■ **THE TASK**:
Every line with the word "note" in it should be extracted from the data that follows.

::: THE DATA :::

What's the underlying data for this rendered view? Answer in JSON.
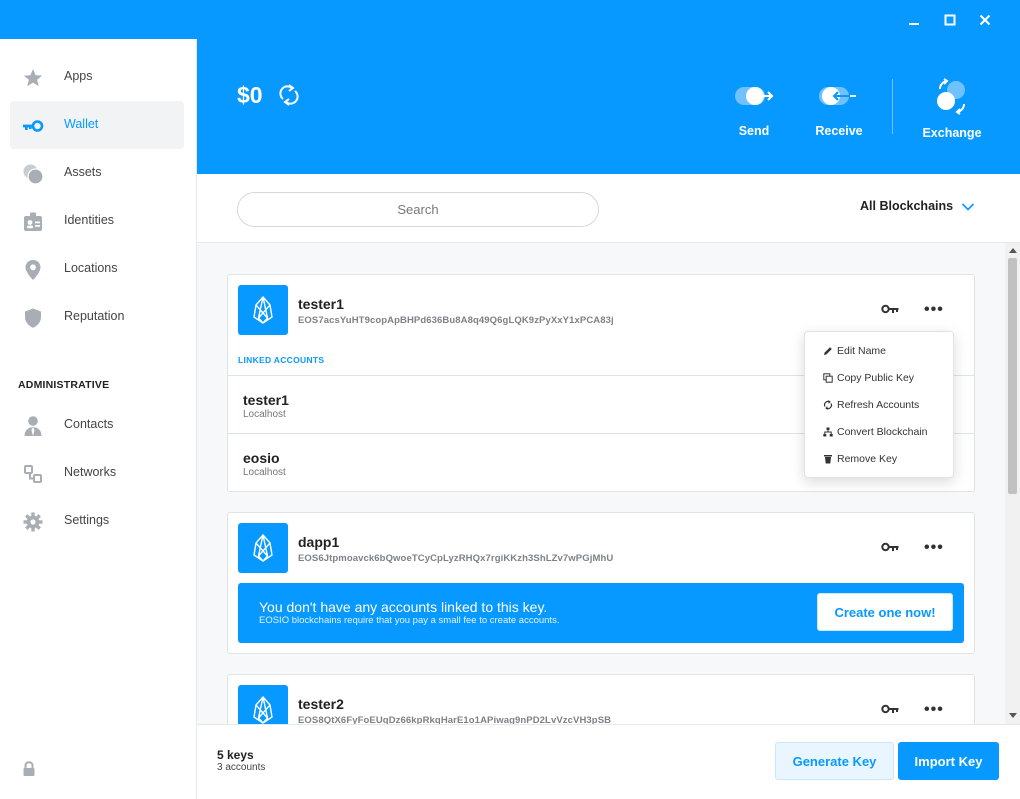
{
  "header": {
    "balance": "$0",
    "send_label": "Send",
    "receive_label": "Receive",
    "exchange_label": "Exchange"
  },
  "sidebar": {
    "items": [
      {
        "label": "Apps",
        "icon": "star-icon"
      },
      {
        "label": "Wallet",
        "icon": "key-icon"
      },
      {
        "label": "Assets",
        "icon": "coins-icon"
      },
      {
        "label": "Identities",
        "icon": "id-card-icon"
      },
      {
        "label": "Locations",
        "icon": "map-pin-icon"
      },
      {
        "label": "Reputation",
        "icon": "shield-icon"
      }
    ],
    "admin_heading": "ADMINISTRATIVE",
    "admin_items": [
      {
        "label": "Contacts",
        "icon": "user-icon"
      },
      {
        "label": "Networks",
        "icon": "network-icon"
      },
      {
        "label": "Settings",
        "icon": "gear-icon"
      }
    ],
    "active_item": "Wallet"
  },
  "search": {
    "placeholder": "Search",
    "blockchain_filter": "All Blockchains"
  },
  "keys": [
    {
      "name": "tester1",
      "public_key": "EOS7acsYuHT9copApBHPd636Bu8A8q49Q6gLQK9zPyXxY1xPCA83j",
      "linked_heading": "LINKED ACCOUNTS",
      "accounts": [
        {
          "name": "tester1",
          "network": "Localhost"
        },
        {
          "name": "eosio",
          "network": "Localhost"
        }
      ]
    },
    {
      "name": "dapp1",
      "public_key": "EOS6Jtpmoavck6bQwoeTCyCpLyzRHQx7rgiKKzh3ShLZv7wPGjMhU",
      "no_accounts_title": "You don't have any accounts linked to this key.",
      "no_accounts_sub": "EOSIO blockchains require that you pay a small fee to create accounts.",
      "create_label": "Create one now!"
    },
    {
      "name": "tester2",
      "public_key": "EOS8QtX6FyFoEUqDz66kpRkqHarE1o1APiwag9nPD2LvVzcVH3pSB"
    }
  ],
  "context_menu": {
    "items": [
      {
        "label": "Edit Name",
        "icon": "pencil-icon"
      },
      {
        "label": "Copy Public Key",
        "icon": "copy-icon"
      },
      {
        "label": "Refresh Accounts",
        "icon": "refresh-icon"
      },
      {
        "label": "Convert Blockchain",
        "icon": "hierarchy-icon"
      },
      {
        "label": "Remove Key",
        "icon": "trash-icon"
      }
    ]
  },
  "footer": {
    "keys_count": "5 keys",
    "accounts_count": "3 accounts",
    "generate_label": "Generate Key",
    "import_label": "Import Key"
  },
  "colors": {
    "accent": "#0799ff",
    "icon_gray": "#a8aeb4"
  }
}
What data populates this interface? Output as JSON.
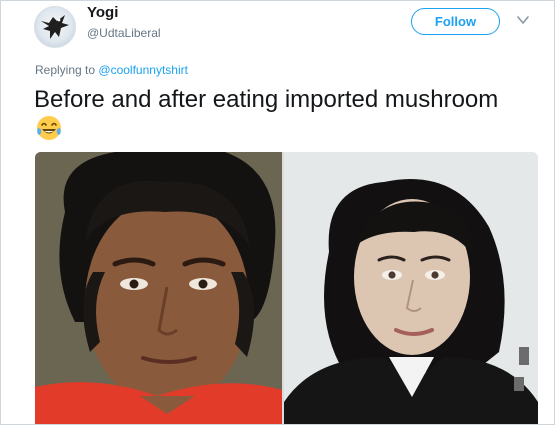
{
  "tweet": {
    "display_name": "Yogi",
    "handle": "@UdtaLiberal",
    "follow_label": "Follow",
    "reply_prefix": "Replying to",
    "reply_mention": "@coolfunnytshirt",
    "text": "Before and after eating imported mushroom",
    "emoji": "face-with-tears-of-joy"
  },
  "icons": {
    "avatar": "eagle-avatar-icon",
    "caret": "chevron-down-icon"
  },
  "colors": {
    "accent": "#1da1f2",
    "text": "#14171a",
    "muted": "#657786"
  }
}
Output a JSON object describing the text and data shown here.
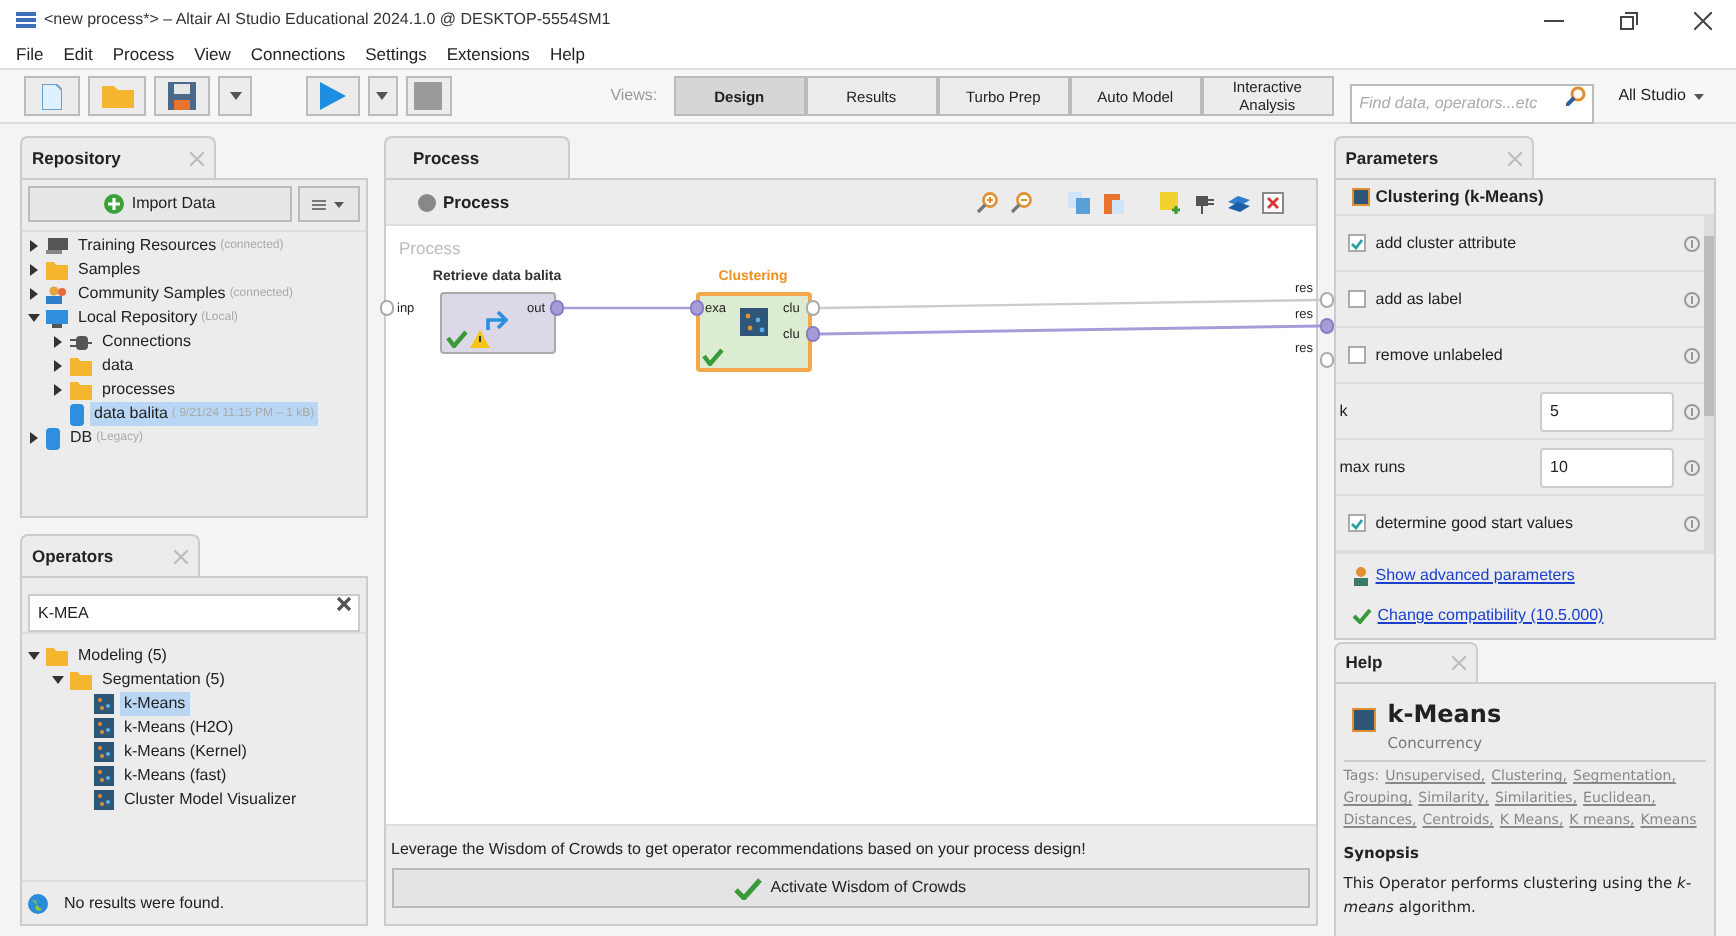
{
  "window": {
    "title": "<new process*> – Altair AI Studio Educational 2024.1.0 @ DESKTOP-5554SM1"
  },
  "menu": [
    "File",
    "Edit",
    "Process",
    "View",
    "Connections",
    "Settings",
    "Extensions",
    "Help"
  ],
  "views": {
    "label": "Views:",
    "tabs": [
      {
        "label": "Design",
        "selected": true
      },
      {
        "label": "Results",
        "selected": false
      },
      {
        "label": "Turbo Prep",
        "selected": false
      },
      {
        "label": "Auto Model",
        "selected": false
      },
      {
        "label": "Interactive Analysis",
        "selected": false
      }
    ]
  },
  "search": {
    "placeholder": "Find data, operators...etc"
  },
  "studio_menu": "All Studio",
  "repository": {
    "title": "Repository",
    "import_button": "Import Data",
    "items": [
      {
        "label": "Training Resources",
        "note": "(connected)",
        "kind": "server",
        "expanded": false,
        "selected": false
      },
      {
        "label": "Samples",
        "kind": "folder",
        "expanded": false,
        "selected": false
      },
      {
        "label": "Community Samples",
        "note": "(connected)",
        "kind": "people",
        "expanded": false,
        "selected": false
      },
      {
        "label": "Local Repository",
        "note": "(Local)",
        "kind": "monitor",
        "expanded": true,
        "selected": false,
        "children": [
          {
            "label": "Connections",
            "kind": "plug",
            "expanded": false,
            "selected": false
          },
          {
            "label": "data",
            "kind": "folder",
            "expanded": false,
            "selected": false
          },
          {
            "label": "processes",
            "kind": "folder",
            "expanded": false,
            "selected": false
          },
          {
            "label": "data balita",
            "note": "( 9/21/24 11:15 PM – 1 kB)",
            "kind": "dataset",
            "selected": true
          }
        ]
      },
      {
        "label": "DB",
        "note": "(Legacy)",
        "kind": "database",
        "expanded": false,
        "selected": false
      }
    ]
  },
  "operators": {
    "title": "Operators",
    "search_value": "K-MEA",
    "items": [
      {
        "label": "Modeling (5)",
        "kind": "folder",
        "expanded": true,
        "selected": false,
        "children": [
          {
            "label": "Segmentation (5)",
            "kind": "folder",
            "expanded": true,
            "selected": false,
            "children": [
              {
                "label": "k-Means",
                "kind": "operator",
                "selected": true
              },
              {
                "label": "k-Means (H2O)",
                "kind": "operator",
                "selected": false
              },
              {
                "label": "k-Means (Kernel)",
                "kind": "operator",
                "selected": false
              },
              {
                "label": "k-Means (fast)",
                "kind": "operator",
                "selected": false
              },
              {
                "label": "Cluster Model Visualizer",
                "kind": "operator",
                "selected": false
              }
            ]
          }
        ]
      }
    ],
    "status": "No results were found."
  },
  "process": {
    "tab": "Process",
    "breadcrumb": "Process",
    "canvas_label": "Process",
    "input_ports": [
      {
        "label": "inp",
        "connected": false
      }
    ],
    "operators": [
      {
        "title": "Retrieve data balita",
        "kind": "retrieve",
        "highlighted": false,
        "warning": true,
        "out": [
          {
            "label": "out",
            "connected": true
          }
        ]
      },
      {
        "title": "Clustering",
        "kind": "clustering",
        "highlighted": true,
        "warning": false,
        "in": [
          {
            "label": "exa",
            "connected": true
          }
        ],
        "out": [
          {
            "label": "clu",
            "connected": false
          },
          {
            "label": "clu",
            "connected": true
          }
        ]
      }
    ],
    "output_ports": [
      {
        "label": "res",
        "connected": false
      },
      {
        "label": "res",
        "connected": true
      },
      {
        "label": "res",
        "connected": false
      }
    ],
    "wisdom_text": "Leverage the Wisdom of Crowds to get operator recommendations based on your process design!",
    "wisdom_button": "Activate Wisdom of Crowds"
  },
  "parameters": {
    "title": "Parameters",
    "operator": "Clustering (k-Means)",
    "items": [
      {
        "kind": "checkbox",
        "label": "add cluster attribute",
        "checked": true
      },
      {
        "kind": "checkbox",
        "label": "add as label",
        "checked": false
      },
      {
        "kind": "checkbox",
        "label": "remove unlabeled",
        "checked": false
      },
      {
        "kind": "number",
        "label": "k",
        "value": "5"
      },
      {
        "kind": "number",
        "label": "max runs",
        "value": "10"
      },
      {
        "kind": "checkbox",
        "label": "determine good start values",
        "checked": true
      }
    ],
    "advanced_link": "Show advanced parameters",
    "compat_link": "Change compatibility (10.5.000)"
  },
  "help": {
    "title": "Help",
    "name": "k-Means",
    "group": "Concurrency",
    "tags_label": "Tags:",
    "tags": [
      "Unsupervised,",
      "Clustering,",
      "Segmentation,",
      "Grouping,",
      "Similarity,",
      "Similarities,",
      "Euclidean,",
      "Distances,",
      "Centroids,",
      "K Means,",
      "K means,",
      "Kmeans"
    ],
    "synopsis_title": "Synopsis",
    "synopsis": "This Operator performs clustering using the *k-means* algorithm."
  }
}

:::

■ **PROBLEM SOLUTION**:
        "note": "(connected)",
        "note": "(connected)",
        "note": "(Local)",
            "note": "( 9/21/24 11:15 PM – 1 kB)",
        "note": "(Legacy)",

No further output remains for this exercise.